Question:
Show that the sequence is convergent by computing its limit when n -> ∞
a(n) = (e^-n)/[1-n^(1/n)]
Related Equations:
lim [n -> ∞] a(n) = L
My Attempt:
I tried using l'hopitals rule however it does not work.
Any suggestions???
Question:
Show that the sequence is convergent by computing its limit when n -> ∞
a(n) = (e^-n)/[1-n^(1/n)]
Related Equations:
lim [n -> ∞] a(n) = L
My Attempt:
I tried using l'hopitals rule however it does not work.
Any suggestions???

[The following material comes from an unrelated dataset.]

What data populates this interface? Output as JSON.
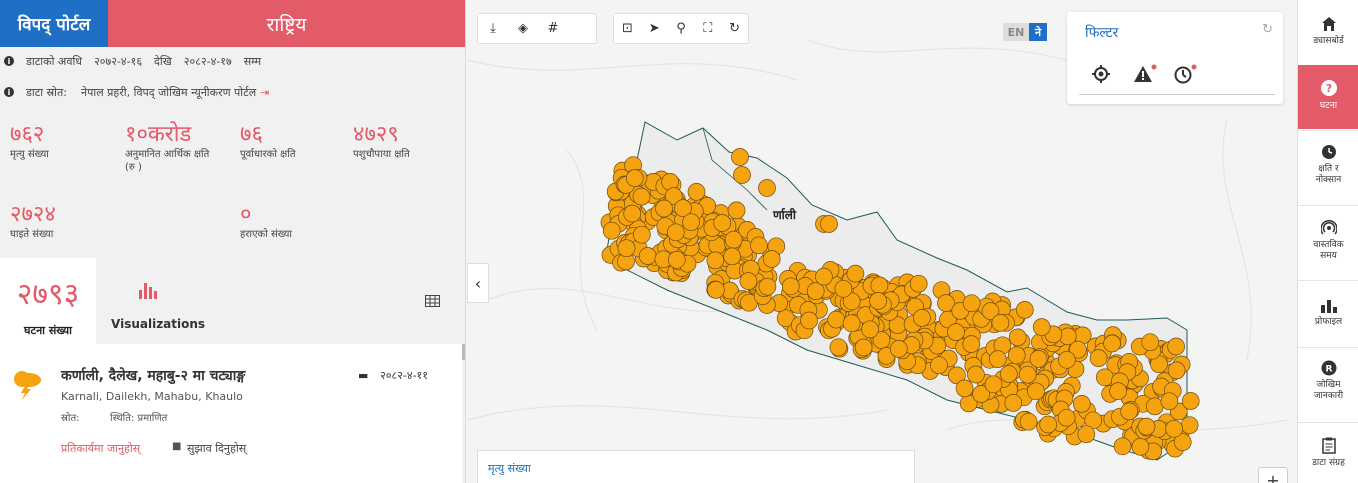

Hint: since clearly $\displaystyle n>\left(1+\frac{1}{n}\right)^n\,\,\,\forall\,3<n\i n\mathbb{N}$ ,we get $\displaystyle \sqrt[n]{n}>1+\frac{1}{ n}$ , and thus:

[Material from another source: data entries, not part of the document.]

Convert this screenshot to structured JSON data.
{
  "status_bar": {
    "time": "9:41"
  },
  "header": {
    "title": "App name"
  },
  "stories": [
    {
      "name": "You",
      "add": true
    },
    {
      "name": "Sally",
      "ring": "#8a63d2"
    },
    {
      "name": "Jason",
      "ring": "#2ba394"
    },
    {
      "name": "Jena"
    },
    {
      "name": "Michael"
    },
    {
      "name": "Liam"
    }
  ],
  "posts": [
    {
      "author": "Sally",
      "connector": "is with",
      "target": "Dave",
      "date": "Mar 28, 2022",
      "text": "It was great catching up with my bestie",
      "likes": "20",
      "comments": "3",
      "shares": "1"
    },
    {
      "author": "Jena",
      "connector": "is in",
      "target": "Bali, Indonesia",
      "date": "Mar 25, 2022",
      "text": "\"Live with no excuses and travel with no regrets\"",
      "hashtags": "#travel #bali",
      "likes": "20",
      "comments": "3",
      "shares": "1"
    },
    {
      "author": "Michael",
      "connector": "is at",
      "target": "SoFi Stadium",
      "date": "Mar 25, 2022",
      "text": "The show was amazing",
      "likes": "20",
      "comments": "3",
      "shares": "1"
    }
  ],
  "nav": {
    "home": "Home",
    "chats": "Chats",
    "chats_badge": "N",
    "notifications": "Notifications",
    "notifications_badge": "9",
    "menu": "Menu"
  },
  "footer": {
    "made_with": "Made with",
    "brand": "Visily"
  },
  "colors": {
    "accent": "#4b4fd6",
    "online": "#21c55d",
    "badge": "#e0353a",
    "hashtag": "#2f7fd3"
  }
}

$\displaystyle 0\leq \frac{e^{-n}}{n^{1\slash n}-1}\leq \frac{e^{-n}}{1\slash n} $ $\displaystyle =\frac{n}{e^n}$ , and this last limit is zero by L'H. rule ... and yes, I know the denominator is twisted, but it never minds.
Tonio